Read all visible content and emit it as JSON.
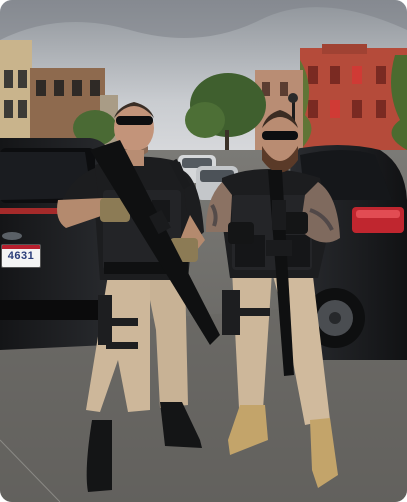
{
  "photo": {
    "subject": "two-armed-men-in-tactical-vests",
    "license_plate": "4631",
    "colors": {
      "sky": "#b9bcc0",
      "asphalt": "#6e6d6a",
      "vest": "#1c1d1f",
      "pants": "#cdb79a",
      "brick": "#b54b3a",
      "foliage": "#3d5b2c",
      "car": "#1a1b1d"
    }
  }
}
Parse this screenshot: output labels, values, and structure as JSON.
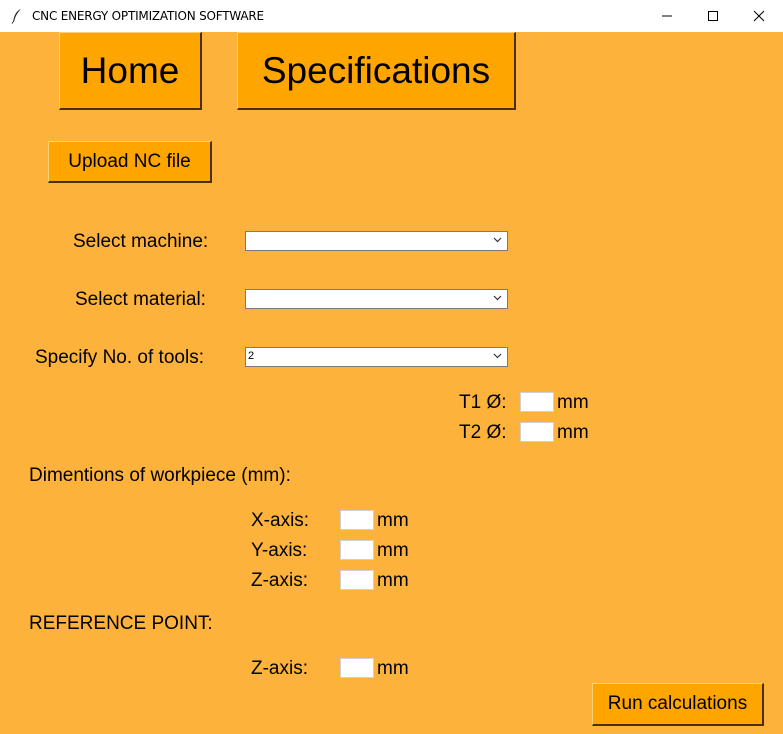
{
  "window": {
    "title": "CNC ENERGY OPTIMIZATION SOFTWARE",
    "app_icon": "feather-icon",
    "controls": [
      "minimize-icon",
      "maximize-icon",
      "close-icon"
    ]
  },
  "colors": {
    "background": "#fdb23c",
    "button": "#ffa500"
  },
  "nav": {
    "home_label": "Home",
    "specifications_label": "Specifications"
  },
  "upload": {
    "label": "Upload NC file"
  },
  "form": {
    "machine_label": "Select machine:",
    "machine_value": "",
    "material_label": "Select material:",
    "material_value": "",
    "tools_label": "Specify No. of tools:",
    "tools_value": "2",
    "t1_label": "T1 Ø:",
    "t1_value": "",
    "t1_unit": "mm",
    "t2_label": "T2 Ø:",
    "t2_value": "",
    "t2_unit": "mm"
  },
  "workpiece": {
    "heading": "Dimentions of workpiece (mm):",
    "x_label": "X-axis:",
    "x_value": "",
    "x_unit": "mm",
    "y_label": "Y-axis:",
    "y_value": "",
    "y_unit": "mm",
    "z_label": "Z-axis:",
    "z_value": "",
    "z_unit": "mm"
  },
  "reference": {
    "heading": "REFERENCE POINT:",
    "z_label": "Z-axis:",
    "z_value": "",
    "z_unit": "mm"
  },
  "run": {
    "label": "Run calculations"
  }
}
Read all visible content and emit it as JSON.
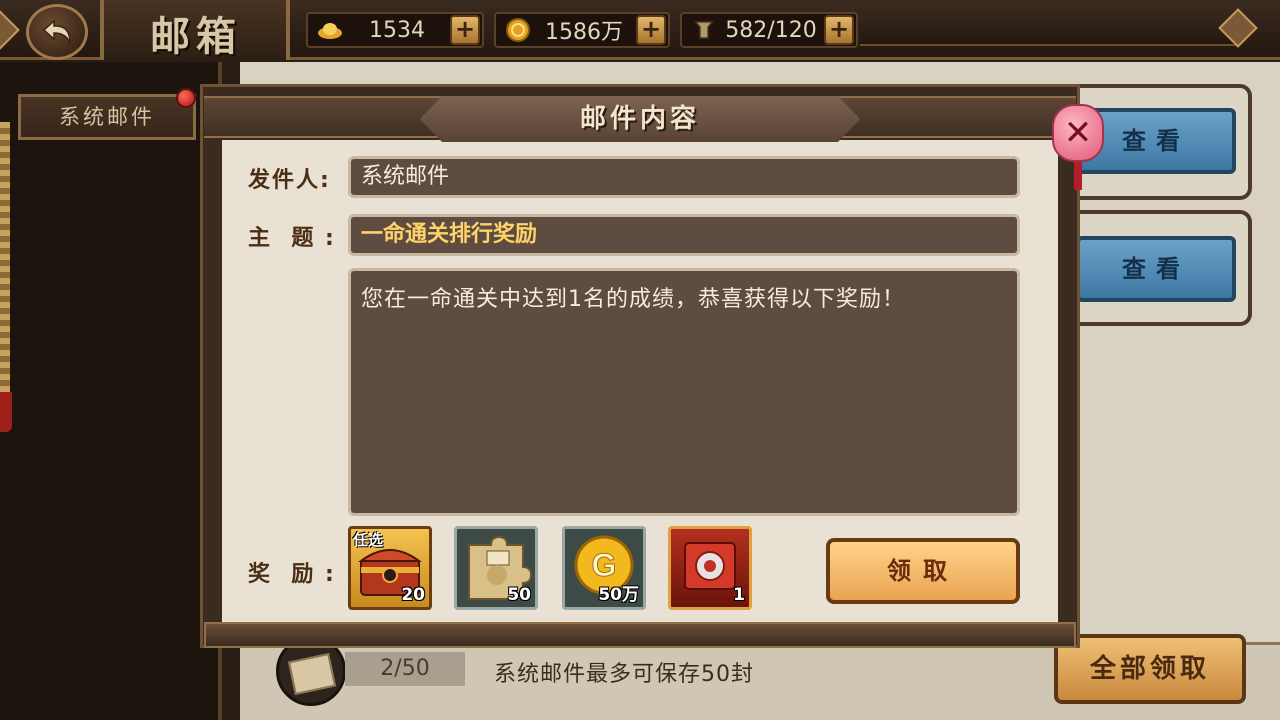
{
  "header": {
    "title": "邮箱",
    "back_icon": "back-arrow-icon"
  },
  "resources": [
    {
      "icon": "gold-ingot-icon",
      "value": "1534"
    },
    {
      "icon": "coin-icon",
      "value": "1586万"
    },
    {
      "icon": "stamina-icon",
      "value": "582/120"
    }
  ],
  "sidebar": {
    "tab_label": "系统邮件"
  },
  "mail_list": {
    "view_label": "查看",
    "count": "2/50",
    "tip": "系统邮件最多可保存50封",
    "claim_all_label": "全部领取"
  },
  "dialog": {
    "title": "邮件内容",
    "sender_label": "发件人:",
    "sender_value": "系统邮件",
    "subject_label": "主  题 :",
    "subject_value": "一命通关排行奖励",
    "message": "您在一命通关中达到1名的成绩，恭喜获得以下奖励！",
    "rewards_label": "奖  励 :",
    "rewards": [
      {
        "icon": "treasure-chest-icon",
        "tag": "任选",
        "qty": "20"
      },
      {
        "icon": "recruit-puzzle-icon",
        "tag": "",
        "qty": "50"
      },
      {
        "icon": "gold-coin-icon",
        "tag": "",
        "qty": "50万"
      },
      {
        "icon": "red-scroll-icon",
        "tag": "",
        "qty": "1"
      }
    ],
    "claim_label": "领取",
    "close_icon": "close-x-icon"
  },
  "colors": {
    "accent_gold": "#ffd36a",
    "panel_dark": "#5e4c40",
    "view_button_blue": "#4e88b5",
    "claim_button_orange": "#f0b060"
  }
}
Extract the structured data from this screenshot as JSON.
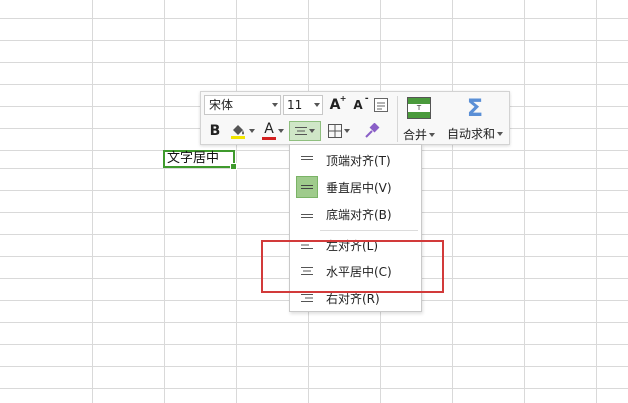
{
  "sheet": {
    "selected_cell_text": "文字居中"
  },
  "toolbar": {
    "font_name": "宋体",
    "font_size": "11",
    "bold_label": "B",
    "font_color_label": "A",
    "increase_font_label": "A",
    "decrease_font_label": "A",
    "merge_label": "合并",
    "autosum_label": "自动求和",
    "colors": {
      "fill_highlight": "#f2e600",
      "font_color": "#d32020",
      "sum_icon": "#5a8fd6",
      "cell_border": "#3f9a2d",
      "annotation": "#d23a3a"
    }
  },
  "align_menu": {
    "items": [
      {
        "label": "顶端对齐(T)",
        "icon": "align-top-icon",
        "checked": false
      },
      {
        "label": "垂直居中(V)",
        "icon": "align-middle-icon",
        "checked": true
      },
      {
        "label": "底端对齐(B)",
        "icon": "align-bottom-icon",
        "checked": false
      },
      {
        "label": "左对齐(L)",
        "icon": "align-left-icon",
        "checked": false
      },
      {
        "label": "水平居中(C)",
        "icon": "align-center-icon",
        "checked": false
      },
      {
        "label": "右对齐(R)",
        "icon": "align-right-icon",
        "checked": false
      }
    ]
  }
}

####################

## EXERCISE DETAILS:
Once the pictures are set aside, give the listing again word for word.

## ANSWER SPACE:
Read all visible content and emit it as JSON.
{
  "photo": {
    "subject": "two-armed-men-in-tactical-vests",
    "license_plate": "4631",
    "colors": {
      "sky": "#b9bcc0",
      "asphalt": "#6e6d6a",
      "vest": "#1c1d1f",
      "pants": "#cdb79a",
      "brick": "#b54b3a",
      "foliage": "#3d5b2c",
      "car": "#1a1b1d"
    }
  }
}
Parse this screenshot: output labels, values, and structure as JSON.
{
  "window": {
    "title": "CNC ENERGY OPTIMIZATION SOFTWARE",
    "app_icon": "feather-icon",
    "controls": [
      "minimize-icon",
      "maximize-icon",
      "close-icon"
    ]
  },
  "colors": {
    "background": "#fdb23c",
    "button": "#ffa500"
  },
  "nav": {
    "home_label": "Home",
    "specifications_label": "Specifications"
  },
  "upload": {
    "label": "Upload NC file"
  },
  "form": {
    "machine_label": "Select machine:",
    "machine_value": "",
    "material_label": "Select material:",
    "material_value": "",
    "tools_label": "Specify No. of tools:",
    "tools_value": "2",
    "t1_label": "T1 Ø:",
    "t1_value": "",
    "t1_unit": "mm",
    "t2_label": "T2 Ø:",
    "t2_value": "",
    "t2_unit": "mm"
  },
  "workpiece": {
    "heading": "Dimentions of workpiece (mm):",
    "x_label": "X-axis:",
    "x_value": "",
    "x_unit": "mm",
    "y_label": "Y-axis:",
    "y_value": "",
    "y_unit": "mm",
    "z_label": "Z-axis:",
    "z_value": "",
    "z_unit": "mm"
  },
  "reference": {
    "heading": "REFERENCE POINT:",
    "z_label": "Z-axis:",
    "z_value": "",
    "z_unit": "mm"
  },
  "run": {
    "label": "Run calculations"
  }
}
Read all visible content and emit it as JSON.
{
  "header": {
    "title": "邮箱",
    "back_icon": "back-arrow-icon"
  },
  "resources": [
    {
      "icon": "gold-ingot-icon",
      "value": "1534"
    },
    {
      "icon": "coin-icon",
      "value": "1586万"
    },
    {
      "icon": "stamina-icon",
      "value": "582/120"
    }
  ],
  "sidebar": {
    "tab_label": "系统邮件"
  },
  "mail_list": {
    "view_label": "查看",
    "count": "2/50",
    "tip": "系统邮件最多可保存50封",
    "claim_all_label": "全部领取"
  },
  "dialog": {
    "title": "邮件内容",
    "sender_label": "发件人:",
    "sender_value": "系统邮件",
    "subject_label": "主  题 :",
    "subject_value": "一命通关排行奖励",
    "message": "您在一命通关中达到1名的成绩，恭喜获得以下奖励！",
    "rewards_label": "奖  励 :",
    "rewards": [
      {
        "icon": "treasure-chest-icon",
        "tag": "任选",
        "qty": "20"
      },
      {
        "icon": "recruit-puzzle-icon",
        "tag": "",
        "qty": "50"
      },
      {
        "icon": "gold-coin-icon",
        "tag": "",
        "qty": "50万"
      },
      {
        "icon": "red-scroll-icon",
        "tag": "",
        "qty": "1"
      }
    ],
    "claim_label": "领取",
    "close_icon": "close-x-icon"
  },
  "colors": {
    "accent_gold": "#ffd36a",
    "panel_dark": "#5e4c40",
    "view_button_blue": "#4e88b5",
    "claim_button_orange": "#f0b060"
  }
}
Extract the structured data from this screenshot as JSON.
{
  "sheet": {
    "selected_cell_text": "文字居中"
  },
  "toolbar": {
    "font_name": "宋体",
    "font_size": "11",
    "bold_label": "B",
    "font_color_label": "A",
    "increase_font_label": "A",
    "decrease_font_label": "A",
    "merge_label": "合并",
    "autosum_label": "自动求和",
    "colors": {
      "fill_highlight": "#f2e600",
      "font_color": "#d32020",
      "sum_icon": "#5a8fd6",
      "cell_border": "#3f9a2d",
      "annotation": "#d23a3a"
    }
  },
  "align_menu": {
    "items": [
      {
        "label": "顶端对齐(T)",
        "icon": "align-top-icon",
        "checked": false
      },
      {
        "label": "垂直居中(V)",
        "icon": "align-middle-icon",
        "checked": true
      },
      {
        "label": "底端对齐(B)",
        "icon": "align-bottom-icon",
        "checked": false
      },
      {
        "label": "左对齐(L)",
        "icon": "align-left-icon",
        "checked": false
      },
      {
        "label": "水平居中(C)",
        "icon": "align-center-icon",
        "checked": false
      },
      {
        "label": "右对齐(R)",
        "icon": "align-right-icon",
        "checked": false
      }
    ]
  }
}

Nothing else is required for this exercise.